Like the earlier Mustangs, the grille is different between 1967 and 1968. For 1967 there will be a horizontal cross bar, and for 1968 there will be a halo around the grille opening. Both grilles have a similar crate pattern, and will have a slightly larger grille surround. Clear front signal lenses started showing up in 1967, also, with amber bulbs.
The quarter treatment is unique to each year. The 1967 model will have a dual ‘scoop’, whereas the 1968 has a smaller insert . and another difference that is much easier to spot are the side marker lights on the 1968, both front and rear, as seen below.
1965-66 Shelby Mustang
The Shelby came out in 1965 and will have a G.T. 350 stripe on the rocker panel. The grill for 1965 is honeycomb, while 1966 has the slotted grille. The grille emblem is off to the left side, and the front hood molding is gone, as are the fender emblems.
In 1965, the Shelby has a louvered quarter window, but in 1966 there will be a glass quarter window. Down lower, there is a scoop added to 1966, while the 1965 is plain. You will also find dual stripes up and over the center of the car and down the rear body panel.
1967-68 Shelby Mustang
The 1967 and 1968 Shelby Mustangs have quite simple features to distinguish. The 1967 hood extends all the way to the front, where the 1968 hood meets up to the nose extension, which is unique to the Shelby for 1968. You can also see the round driving lamps on the 1967, and the square lamps on the 1968, switching from inboard in ’67 to outboard in ’68.
From the rear, the tail lamps are slightly different as well. The 1967 will be a full panel with a bit of point at the outer center; the 1968 will have vertical separations in the trim, and a smoother outer edge.

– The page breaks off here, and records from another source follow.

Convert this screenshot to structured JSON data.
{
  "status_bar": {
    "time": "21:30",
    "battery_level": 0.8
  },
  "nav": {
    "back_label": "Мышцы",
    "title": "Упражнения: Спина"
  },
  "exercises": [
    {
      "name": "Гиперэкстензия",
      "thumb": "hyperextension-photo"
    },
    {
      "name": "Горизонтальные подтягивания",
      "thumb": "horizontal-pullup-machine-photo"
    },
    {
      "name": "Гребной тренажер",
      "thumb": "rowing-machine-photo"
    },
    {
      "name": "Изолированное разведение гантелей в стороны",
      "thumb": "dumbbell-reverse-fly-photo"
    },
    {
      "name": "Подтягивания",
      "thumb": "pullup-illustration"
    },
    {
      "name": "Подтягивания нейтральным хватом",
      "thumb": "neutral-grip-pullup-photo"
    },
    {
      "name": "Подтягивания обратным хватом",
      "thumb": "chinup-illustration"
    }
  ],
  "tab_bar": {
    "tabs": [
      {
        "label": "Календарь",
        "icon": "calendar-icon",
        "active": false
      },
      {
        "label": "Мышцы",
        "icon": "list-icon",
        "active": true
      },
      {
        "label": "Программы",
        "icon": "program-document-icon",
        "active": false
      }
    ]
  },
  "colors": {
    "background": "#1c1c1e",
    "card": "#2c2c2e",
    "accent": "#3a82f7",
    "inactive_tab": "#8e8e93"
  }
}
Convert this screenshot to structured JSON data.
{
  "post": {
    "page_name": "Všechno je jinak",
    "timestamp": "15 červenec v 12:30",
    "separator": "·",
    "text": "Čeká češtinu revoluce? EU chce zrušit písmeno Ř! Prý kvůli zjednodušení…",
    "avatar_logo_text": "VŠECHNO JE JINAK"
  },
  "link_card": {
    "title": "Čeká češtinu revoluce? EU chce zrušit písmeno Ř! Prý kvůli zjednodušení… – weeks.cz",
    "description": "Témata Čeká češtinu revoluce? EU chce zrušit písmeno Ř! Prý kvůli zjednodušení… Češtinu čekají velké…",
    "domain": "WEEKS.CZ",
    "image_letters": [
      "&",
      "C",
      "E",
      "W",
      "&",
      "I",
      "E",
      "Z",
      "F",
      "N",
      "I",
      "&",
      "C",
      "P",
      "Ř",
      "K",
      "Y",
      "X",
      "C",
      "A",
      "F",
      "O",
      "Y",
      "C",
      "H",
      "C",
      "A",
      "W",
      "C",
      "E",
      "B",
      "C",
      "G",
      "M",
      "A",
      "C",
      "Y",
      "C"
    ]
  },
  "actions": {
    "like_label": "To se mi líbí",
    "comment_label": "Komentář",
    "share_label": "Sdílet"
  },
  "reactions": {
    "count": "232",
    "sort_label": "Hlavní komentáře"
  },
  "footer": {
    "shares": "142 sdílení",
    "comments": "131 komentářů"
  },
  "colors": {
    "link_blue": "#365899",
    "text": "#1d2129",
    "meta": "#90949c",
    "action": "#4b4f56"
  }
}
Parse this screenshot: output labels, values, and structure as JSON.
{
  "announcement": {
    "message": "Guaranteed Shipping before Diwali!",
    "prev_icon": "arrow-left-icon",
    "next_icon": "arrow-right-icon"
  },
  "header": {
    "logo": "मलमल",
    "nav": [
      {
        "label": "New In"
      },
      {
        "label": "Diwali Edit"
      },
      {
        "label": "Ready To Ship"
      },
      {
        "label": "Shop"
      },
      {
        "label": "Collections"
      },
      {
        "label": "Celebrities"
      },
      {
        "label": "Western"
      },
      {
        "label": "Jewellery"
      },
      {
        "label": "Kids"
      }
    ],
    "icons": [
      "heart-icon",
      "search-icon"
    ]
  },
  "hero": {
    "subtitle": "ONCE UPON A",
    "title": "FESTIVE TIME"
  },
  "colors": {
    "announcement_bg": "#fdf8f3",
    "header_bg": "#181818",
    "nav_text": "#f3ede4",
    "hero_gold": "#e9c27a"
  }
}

While this may not help you to become an expert with all versions and options on the 1964-1/2-1968 Mustang, hopefully our Spotters Guide will help you to distinguish what year the Mustang is, and with some of the cues on the Shelby you’ll be able to spot the clones from the real thing.